Other aspects of buy-sell agreements can be a focus on the untimely death of a partner. While it may be uncomfortable to think of this possibility, life insurance policies on the life of each partner may be the easiest cure for this risk. Should one of the partners pass away, the life insurance policy could provide the remaining partners sufficient funding to pay out the deceased partner’s heirs. This should be reviewed periodically to ensure the policy amounts match the business value. Additionally, consider the effects that a future illness might have on the ability to purchase life insurance. If you or your partner were to be diagnosed with cancer in the future, you may not be able to find an insurer willing to write a life insurance policy, at least at a reasonable price.
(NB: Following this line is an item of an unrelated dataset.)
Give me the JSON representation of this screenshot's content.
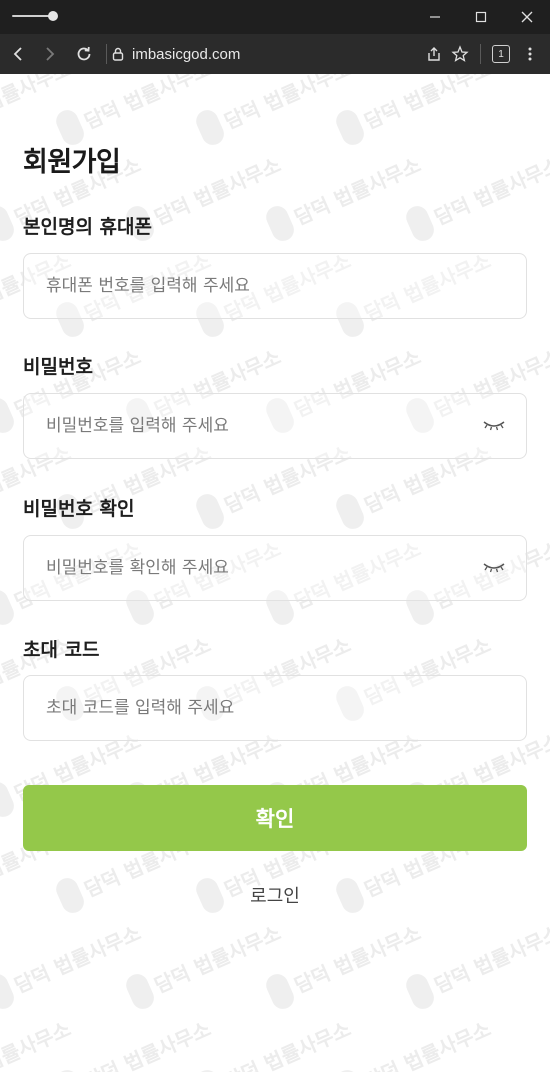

Speaking of funding of the buy-sell agreement, businesses with multiple partners may find it beneficial to save for the eventual transactions to buy out partners. Retirement is a common reality that partnerships face. Being able to buy out a retiring partner without securing a loan is a benefit to the business. Knowing the value of the business and the terms of the buy-sell agreement is necessary in order to know the amount of funding needed.
Another concept is the forced sell or buyout of a partner. This is the more colorful version of buy-sell agreements, but it ensures that the partners involved separate and often provide for business continuity. However, these agreements do not dictate who might come out of the transaction as the owner. If one owner defaults on his or her duties to the business, files for bankruptcy, or the owners come to major disagreements in how the business should operate, often the partnership becomes contentious. In this instance, a buy-sell agreement might dictate that if one owner offers to buy out the other (assuming equal ownership), the offer to buy can also be considered an offer to sell. If the offering partner provides a low-ball bid, the partner receiving the low bid can buy the offering partner out for the same price. This type of agreement would still leave one of the partners in control and it also incentivizes both partners to make a fair offer in case of major disputes.
While this is not an exhaustive list of buy-sell considerations, you can see the business value is often the focal point in a business transaction. Making sure you have covered this possibility when times are good is very important in protecting your interest in the future. If you own a business without a buy-sell agreement in force, don’t wait until there is a problem, provide for a resolution to unforeseen future conflicts today. If you have questions, contact the Experts at Henssler Financial: